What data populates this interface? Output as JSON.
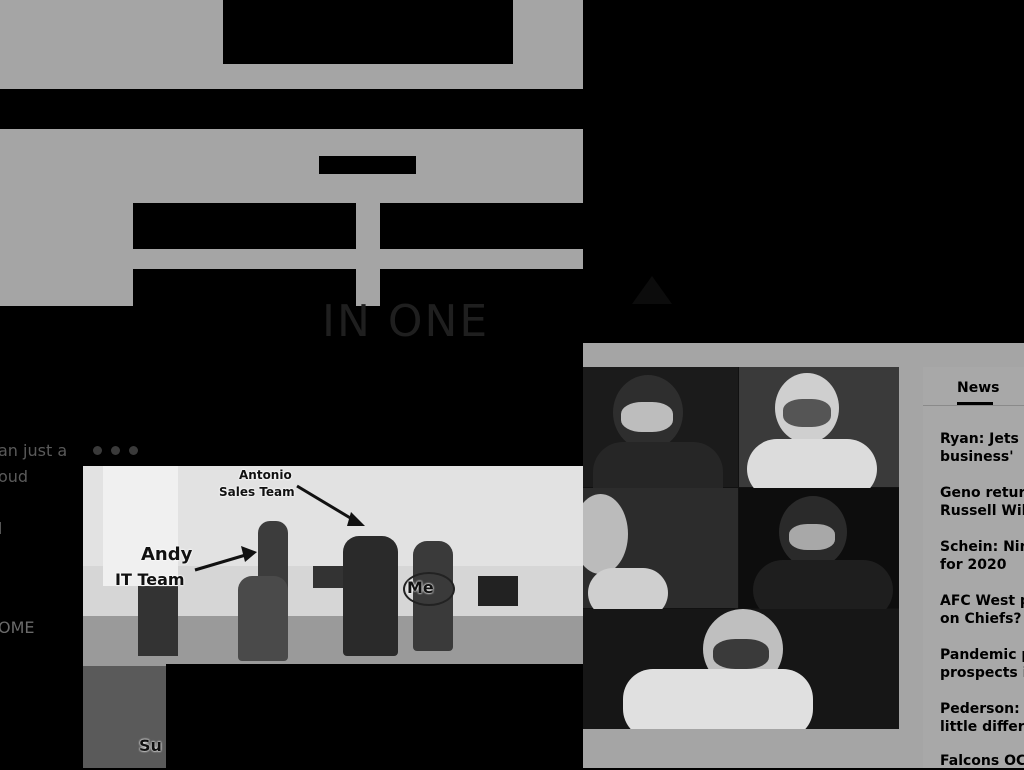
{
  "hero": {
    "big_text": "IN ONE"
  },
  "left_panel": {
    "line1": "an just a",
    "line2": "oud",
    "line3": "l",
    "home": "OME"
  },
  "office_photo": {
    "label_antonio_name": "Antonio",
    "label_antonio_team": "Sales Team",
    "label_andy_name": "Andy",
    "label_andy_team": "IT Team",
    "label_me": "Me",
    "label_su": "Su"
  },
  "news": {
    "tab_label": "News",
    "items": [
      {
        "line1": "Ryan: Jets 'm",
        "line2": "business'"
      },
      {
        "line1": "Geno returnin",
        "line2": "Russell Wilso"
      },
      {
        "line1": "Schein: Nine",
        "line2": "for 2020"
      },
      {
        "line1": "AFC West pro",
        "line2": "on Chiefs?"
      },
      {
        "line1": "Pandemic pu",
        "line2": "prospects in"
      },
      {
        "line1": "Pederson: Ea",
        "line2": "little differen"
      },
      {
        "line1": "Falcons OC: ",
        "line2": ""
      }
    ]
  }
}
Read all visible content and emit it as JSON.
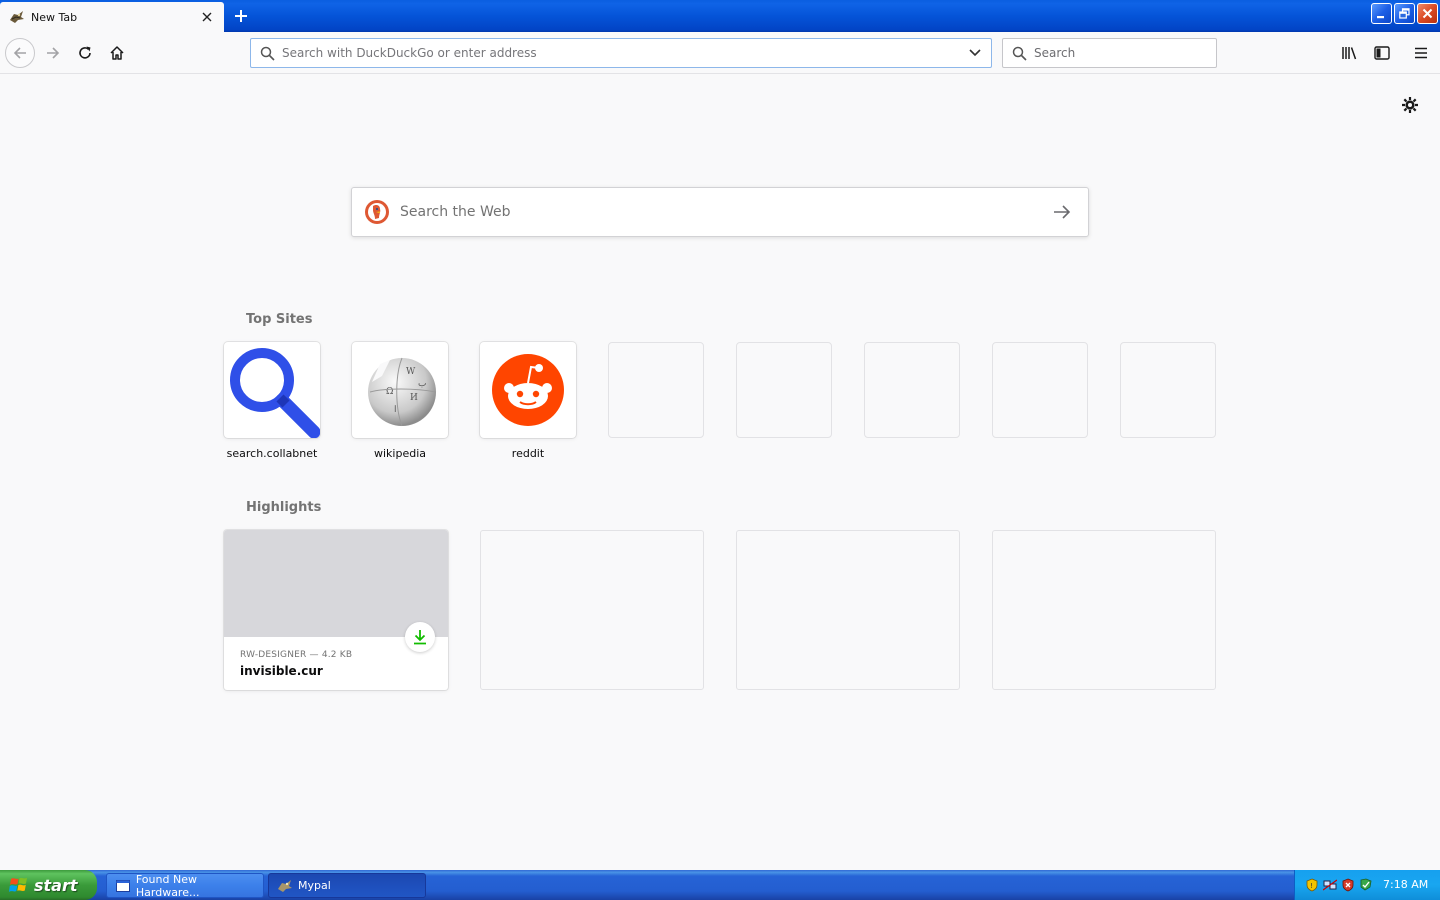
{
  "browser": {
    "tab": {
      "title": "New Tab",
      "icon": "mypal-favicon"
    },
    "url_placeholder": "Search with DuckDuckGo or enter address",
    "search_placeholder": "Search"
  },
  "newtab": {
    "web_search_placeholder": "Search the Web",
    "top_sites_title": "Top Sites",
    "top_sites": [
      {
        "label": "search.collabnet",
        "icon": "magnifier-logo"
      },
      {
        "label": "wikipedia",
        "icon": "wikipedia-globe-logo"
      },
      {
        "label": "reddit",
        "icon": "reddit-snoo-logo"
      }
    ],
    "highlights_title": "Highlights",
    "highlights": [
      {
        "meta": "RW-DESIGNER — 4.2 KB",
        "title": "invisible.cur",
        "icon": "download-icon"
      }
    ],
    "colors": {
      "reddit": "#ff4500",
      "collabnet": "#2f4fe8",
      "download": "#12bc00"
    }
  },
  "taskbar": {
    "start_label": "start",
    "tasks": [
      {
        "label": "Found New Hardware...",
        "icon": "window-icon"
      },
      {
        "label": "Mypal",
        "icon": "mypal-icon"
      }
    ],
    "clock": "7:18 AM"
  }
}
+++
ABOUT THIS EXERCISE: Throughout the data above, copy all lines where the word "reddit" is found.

SOLUTION TO THIS PROBLEM:
        "label": "reddit",
        "icon": "reddit-snoo-logo"
      "reddit": "#ff4500",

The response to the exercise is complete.